Cocktails: I met up with Kacie Rose (she’s a very famous Tiktoker, travel advisor and an all around great person) at The St. Regis for martinis.
Dinner: Domenico and I meant to go to Cocco Lezzone but somehow we ended up having another round of cocktails and decided to have dinner in the hotel’s beautiful restaurant.
Checked out and left our bags at hotel.
Museum: Bargello - We had the entire place to ourselves.
Walked over the Ponte Vecchio - Because if you don’t walk on the Ponte Vecchio have you really been in Florence?
Lunch: Trattoria Camillo: We actually wanted to have dinner here, but they are closed Monday and Tuesday. I love this place so much. We each Glass of Chianti Classico Riserva and shared Fried Artichokes and Celeriac salad to start. Domenico had Ceciata (Pork stewed with chickpeas) and I had Sweetbreads and artichokes. Crispy fried potatoes on the side and the best tiramisu in town for dessert.
Picked up our bags and headed to the Station and back to Rome.
Thank you for all the feedback about TikTok. Since so many of you mentioned you didn’t use it and didn’t want to, I’ve started a new series for paying subscribers of this newsletter, sharing versions of my TikTok videos along with useful links.

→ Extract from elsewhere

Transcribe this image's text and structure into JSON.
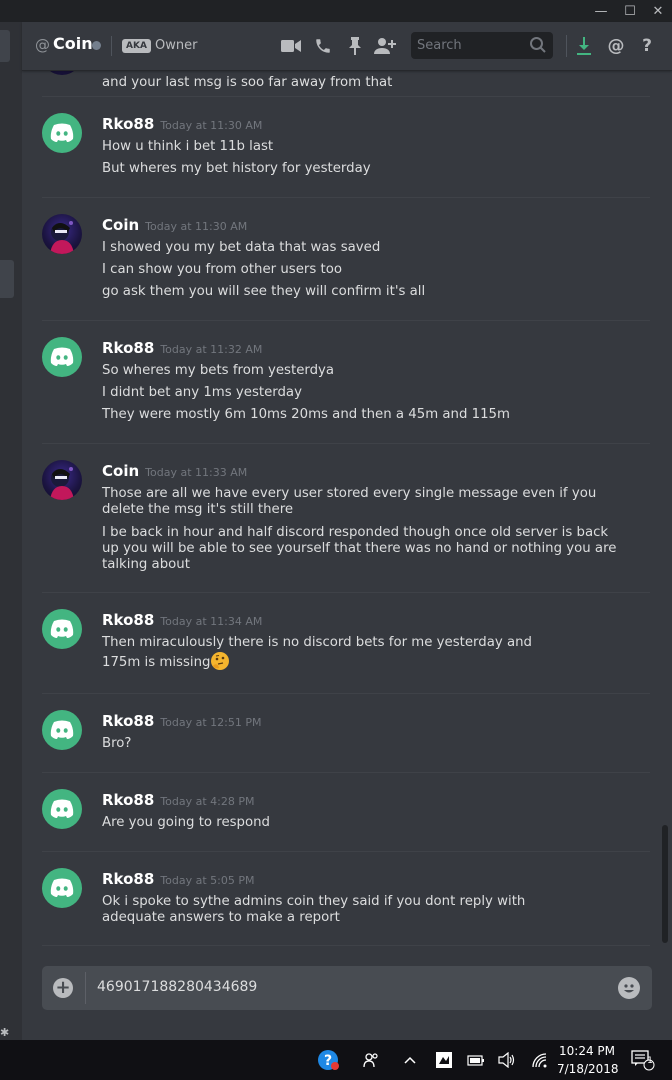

Last week’s post was a trip to the Farmer’s Market along with lots of recipes about how to use the vegetables I bought. And I’ll be sharing a few videos I shot in Florence soon.
What a fun read!!!
As the emoji suggests, it was offered more in jest. There is a degree of truth to it, however, as Americans are rarely seen in this beautiful part of Italy. Rather, they succumb to the mainstream advertising about Tuscany. So, as an American, I relish the opportunity to spend time in a place where my countrymen are not crawling all over the place.
If you continue to feel this is odd, please feel free to block me from further communication on your site.